Which of these three, do you think, proved to be a neighbor to the man who fell among the robbers?” He said, “The one who showed him mercy.” And Jesus said to him, “You go, and do likewise.” (Luke 10:36-37)


“You hypocrite, first take the log out of your own eye, and then you will see clearly to take the speck out of your brother’s eye.” (Matthew 7:5)

Hypocrisy is a subject Jesus warns against on multiple occasions. He mentions it four times in the Sermon on the Mount. Christians are not to be hypocrites. What does this mean? One thing it means is that we are not to point out the sins of others while ignoring our sins.

“Why do you see the speck that is in your brother’s eye, but do not notice the log that is in your own eye? Or how can you say to your brother, ‘Let me take the speck out of your eye,’ when there is the log in your own eye?” (Matthew 7:3-4)

Doing so destroys our witness. It ruins any credibility we may have. If we go around pointing out the sins of others without dealing with our own, then our words become meaningless. No one will pay attention. No one will listen because we have given them no reason to do so.

“Self judgment is the first duty.” – Jack P. Lewis

Hypocrisy thrives in the realm of politics. This ungodly behavior is encouraged. To not be hypocritical is frowned upon. To tell the truth and admit the faults of your side is to show weakness while blatantly repeating the faults of others, even if they are minor or untrue, is considered a winning strategy. Politicians and pundits practice this daily on the 24-hour-news channels. There is nothing fair or admirable about it.

The problem is that many Christians join in this bad behavior. Some social media accounts are filled with post after post criticizing the other side. What is missing is any critique of the party they belong to or the politicians they support. It doesn’t matter if every post is true, it is hypocrisy. It is what Jesus warns against. When we do this, we are wrecking our witness. We are sabotaging our credibility.

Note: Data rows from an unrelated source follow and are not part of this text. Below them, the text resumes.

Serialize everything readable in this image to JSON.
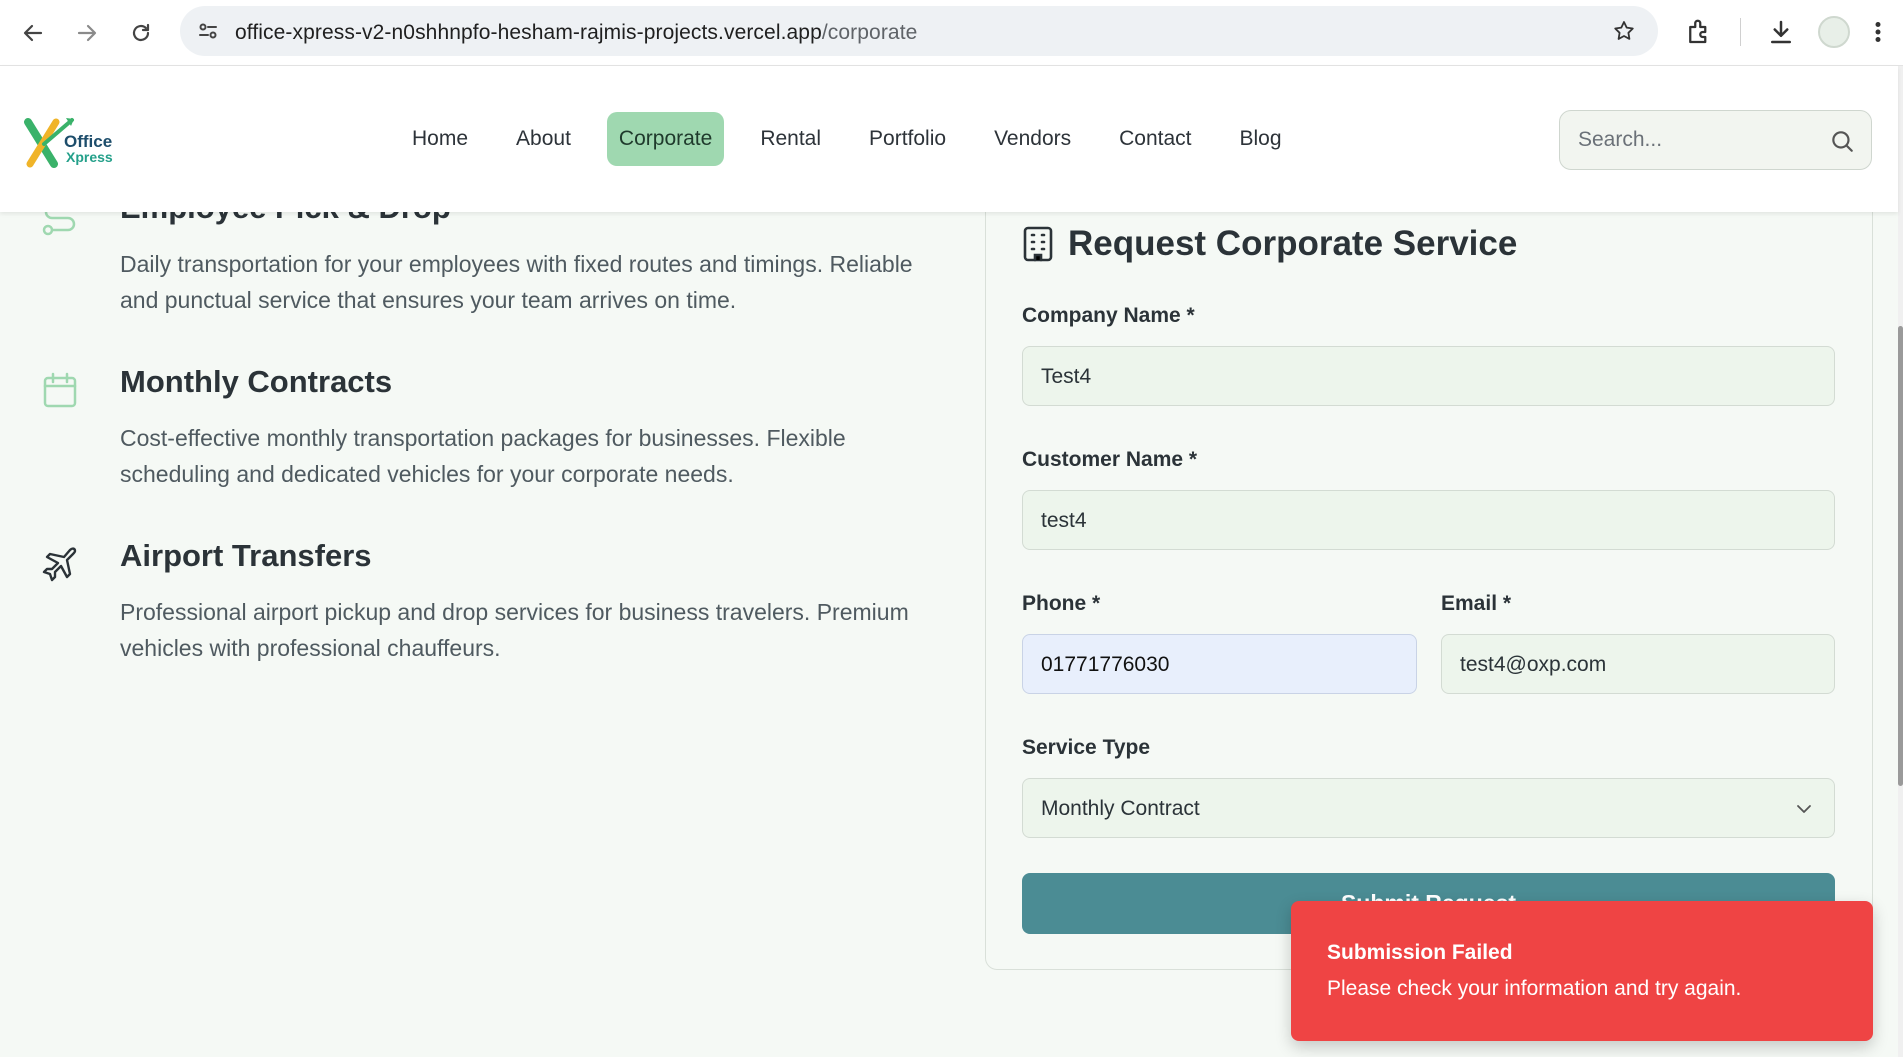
{
  "browser": {
    "url_host": "office-xpress-v2-n0shhnpfo-hesham-rajmis-projects.vercel.app",
    "url_path": "/corporate"
  },
  "header": {
    "logo_text_top": "Office",
    "logo_text_bottom": "Xpress",
    "nav": [
      "Home",
      "About",
      "Corporate",
      "Rental",
      "Portfolio",
      "Vendors",
      "Contact",
      "Blog"
    ],
    "active_nav": "Corporate",
    "search_placeholder": "Search..."
  },
  "services": [
    {
      "title": "Employee Pick & Drop",
      "icon": "route-icon",
      "description": "Daily transportation for your employees with fixed routes and timings. Reliable and punctual service that ensures your team arrives on time."
    },
    {
      "title": "Monthly Contracts",
      "icon": "calendar-icon",
      "description": "Cost-effective monthly transportation packages for businesses. Flexible scheduling and dedicated vehicles for your corporate needs."
    },
    {
      "title": "Airport Transfers",
      "icon": "plane-icon",
      "description": "Professional airport pickup and drop services for business travelers. Premium vehicles with professional chauffeurs."
    }
  ],
  "form": {
    "title": "Request Corporate Service",
    "company_label": "Company Name *",
    "company_value": "Test4",
    "customer_label": "Customer Name *",
    "customer_value": "test4",
    "phone_label": "Phone *",
    "phone_value": "01771776030",
    "email_label": "Email *",
    "email_value": "test4@oxp.com",
    "service_label": "Service Type",
    "service_value": "Monthly Contract",
    "submit_label": "Submit Request"
  },
  "toast": {
    "title": "Submission Failed",
    "message": "Please check your information and try again."
  },
  "colors": {
    "accent": "#4b8c94",
    "nav_active": "#9fd8b0",
    "error": "#ef4444"
  }
}
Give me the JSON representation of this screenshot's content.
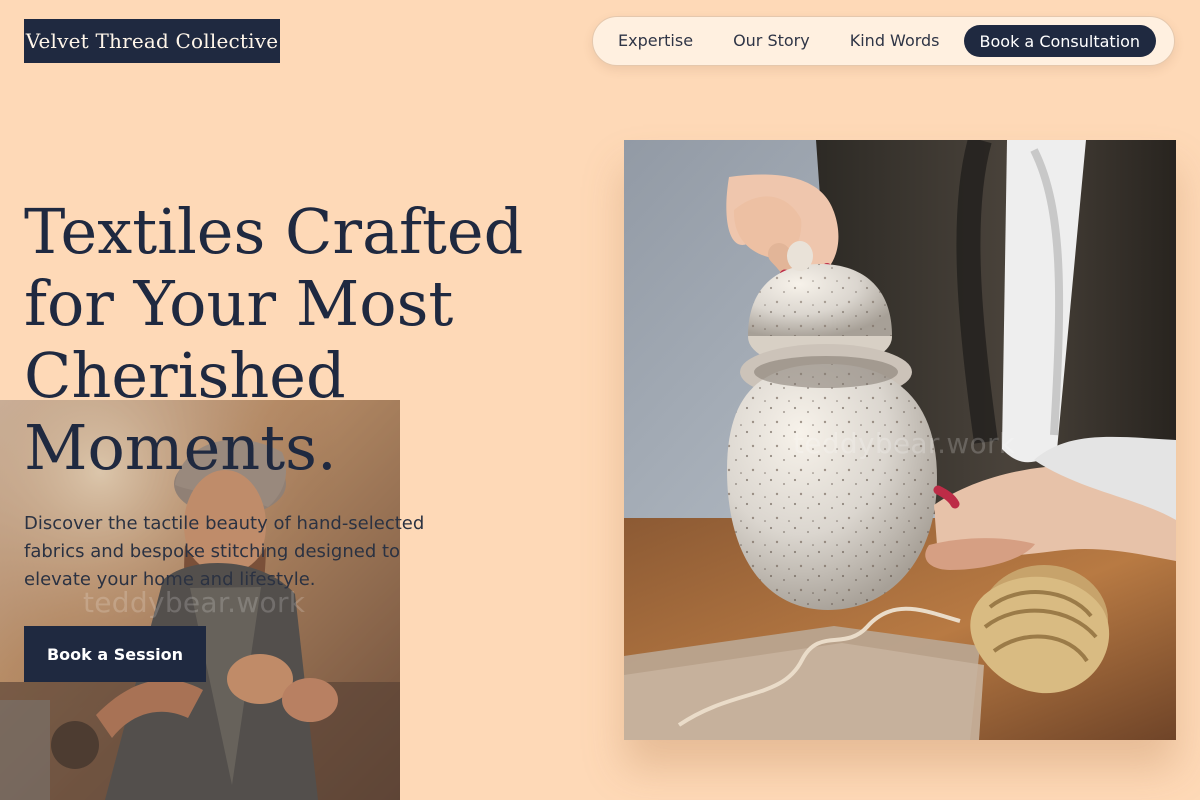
{
  "brand": {
    "name": "Velvet Thread Collective"
  },
  "nav": {
    "items": [
      {
        "label": "Expertise"
      },
      {
        "label": "Our Story"
      },
      {
        "label": "Kind Words"
      }
    ],
    "cta_label": "Book a Consultation"
  },
  "hero": {
    "title": "Textiles Crafted for Your Most Cherished Moments.",
    "description": "Discover the tactile beauty of hand-selected fabrics and bespoke stitching designed to elevate your home and lifestyle.",
    "button_label": "Book a Session"
  },
  "images": {
    "left_watermark": "teddybear.work",
    "right_watermark": "teddybear.work"
  },
  "colors": {
    "background": "#fed9b7",
    "navy": "#1f2940",
    "nav_background": "#fff0e0"
  }
}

What ultimately matters in life are eternal things. To think we might miss out on sharing the good news of Jesus Christ with someone else because we hypocritically pursued a political victory is appalling. We should care more about our witness than winning any election. We should be careful that we don’t sell our birthright for a mess of pottage.